Emergency funding to update an IT system that processes mine safety violations is a response to the mining disaster that killed 29 in April.
In response to a mining disaster in April that killed 29 miners, the Senate wants to allocate $3.8 million to update an IT system that processes mine safety violations.

In a report that accompanied the 2010 Disaster Relief and Summer Jobs Act that passed the Senate May 27, the Senate recommended the funds to reduce the backlog of dispute cases at the Federal Mine Safety and Health Review Commission. The commission acts independently to rule on legal disputes between mine operators and the government based on laws created by the 1977 Federal Mine Safety and Health Act.

According to the report, the FMSHRC should "make every effort to support the timely processing of contested citations, particularly for operators that have the highest proportion of significant and substantial citations or an unacceptable health and safety record."

Specifically, the funding should go to upgrading the IT system processing cases so they can be processed more quickly and so that officials can better track individual cases. The report recommends the commission develop "the most efficient system possible" to do this.

An April 6 explosion at a coal mine in West Virginia operated by Massey Energy killed 29 of 61 miners present in the mine at the time. During the investigation following the disaster, federal officials testified that Massey did not comply with mine safety regulations because citations for previous violations had not yet been processed, according to published reports.

The FMSHRC is expected to submit a report within six months after the funds are activated to present options for technology upgrades, along with their feasibility and associated costs, according to the Senate report.

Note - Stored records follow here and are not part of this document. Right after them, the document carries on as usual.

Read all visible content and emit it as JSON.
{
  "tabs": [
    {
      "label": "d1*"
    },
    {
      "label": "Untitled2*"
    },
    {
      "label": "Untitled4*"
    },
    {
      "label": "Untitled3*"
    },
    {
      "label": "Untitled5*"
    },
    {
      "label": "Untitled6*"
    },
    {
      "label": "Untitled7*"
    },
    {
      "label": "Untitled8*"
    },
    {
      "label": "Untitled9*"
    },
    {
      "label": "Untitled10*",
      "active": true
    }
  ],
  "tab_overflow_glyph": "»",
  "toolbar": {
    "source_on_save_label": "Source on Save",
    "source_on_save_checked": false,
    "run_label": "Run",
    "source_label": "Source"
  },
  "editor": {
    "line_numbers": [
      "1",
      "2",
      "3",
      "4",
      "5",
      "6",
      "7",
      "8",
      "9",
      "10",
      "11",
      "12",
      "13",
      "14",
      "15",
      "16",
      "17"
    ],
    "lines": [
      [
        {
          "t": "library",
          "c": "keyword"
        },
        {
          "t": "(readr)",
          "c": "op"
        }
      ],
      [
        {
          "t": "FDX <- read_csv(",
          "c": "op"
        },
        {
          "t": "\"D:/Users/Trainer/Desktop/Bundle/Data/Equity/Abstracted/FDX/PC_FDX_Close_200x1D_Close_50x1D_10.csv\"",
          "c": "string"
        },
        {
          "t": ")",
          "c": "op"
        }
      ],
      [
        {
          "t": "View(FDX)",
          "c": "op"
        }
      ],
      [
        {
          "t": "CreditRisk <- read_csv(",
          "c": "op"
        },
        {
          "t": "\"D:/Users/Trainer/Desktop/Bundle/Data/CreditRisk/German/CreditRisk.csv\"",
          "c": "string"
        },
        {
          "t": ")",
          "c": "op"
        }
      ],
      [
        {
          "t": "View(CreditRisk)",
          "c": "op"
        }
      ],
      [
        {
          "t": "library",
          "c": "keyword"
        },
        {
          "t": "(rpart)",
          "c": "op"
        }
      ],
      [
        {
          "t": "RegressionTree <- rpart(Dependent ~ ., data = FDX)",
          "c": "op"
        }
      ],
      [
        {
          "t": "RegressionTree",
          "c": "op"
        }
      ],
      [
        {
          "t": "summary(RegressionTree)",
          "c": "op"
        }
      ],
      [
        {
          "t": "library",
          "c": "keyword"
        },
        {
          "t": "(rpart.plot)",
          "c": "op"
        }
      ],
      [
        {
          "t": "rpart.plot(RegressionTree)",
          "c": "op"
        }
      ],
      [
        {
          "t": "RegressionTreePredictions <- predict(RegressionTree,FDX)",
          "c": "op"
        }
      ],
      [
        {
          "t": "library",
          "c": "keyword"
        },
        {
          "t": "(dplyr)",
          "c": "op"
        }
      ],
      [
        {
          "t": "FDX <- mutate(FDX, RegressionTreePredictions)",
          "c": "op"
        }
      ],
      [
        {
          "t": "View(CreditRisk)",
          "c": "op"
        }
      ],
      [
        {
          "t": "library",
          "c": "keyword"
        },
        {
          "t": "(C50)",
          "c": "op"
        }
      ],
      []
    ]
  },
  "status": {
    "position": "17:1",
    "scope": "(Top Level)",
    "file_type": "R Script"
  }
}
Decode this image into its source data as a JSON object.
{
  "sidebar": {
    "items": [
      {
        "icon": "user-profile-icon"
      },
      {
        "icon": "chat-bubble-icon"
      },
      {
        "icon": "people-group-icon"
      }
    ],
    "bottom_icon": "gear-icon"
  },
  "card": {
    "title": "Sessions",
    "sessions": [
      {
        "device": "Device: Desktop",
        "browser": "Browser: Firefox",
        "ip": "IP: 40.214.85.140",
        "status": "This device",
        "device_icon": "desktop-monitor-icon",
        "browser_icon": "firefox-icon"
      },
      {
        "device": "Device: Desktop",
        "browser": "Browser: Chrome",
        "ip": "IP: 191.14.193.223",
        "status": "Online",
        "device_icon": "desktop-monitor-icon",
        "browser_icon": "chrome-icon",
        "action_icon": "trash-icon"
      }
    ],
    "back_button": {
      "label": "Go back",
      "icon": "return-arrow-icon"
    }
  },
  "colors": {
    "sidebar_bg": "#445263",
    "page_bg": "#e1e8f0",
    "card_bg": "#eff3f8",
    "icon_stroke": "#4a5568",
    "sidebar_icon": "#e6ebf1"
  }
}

Once activated, the commission has a year to spend the money.

Before the funds can become available, however, the House of Representatives and Senate must reconcile differences between a version of the bill that passed the House March 24 without funding for the FMSHRC, and the bill that the Senate approved.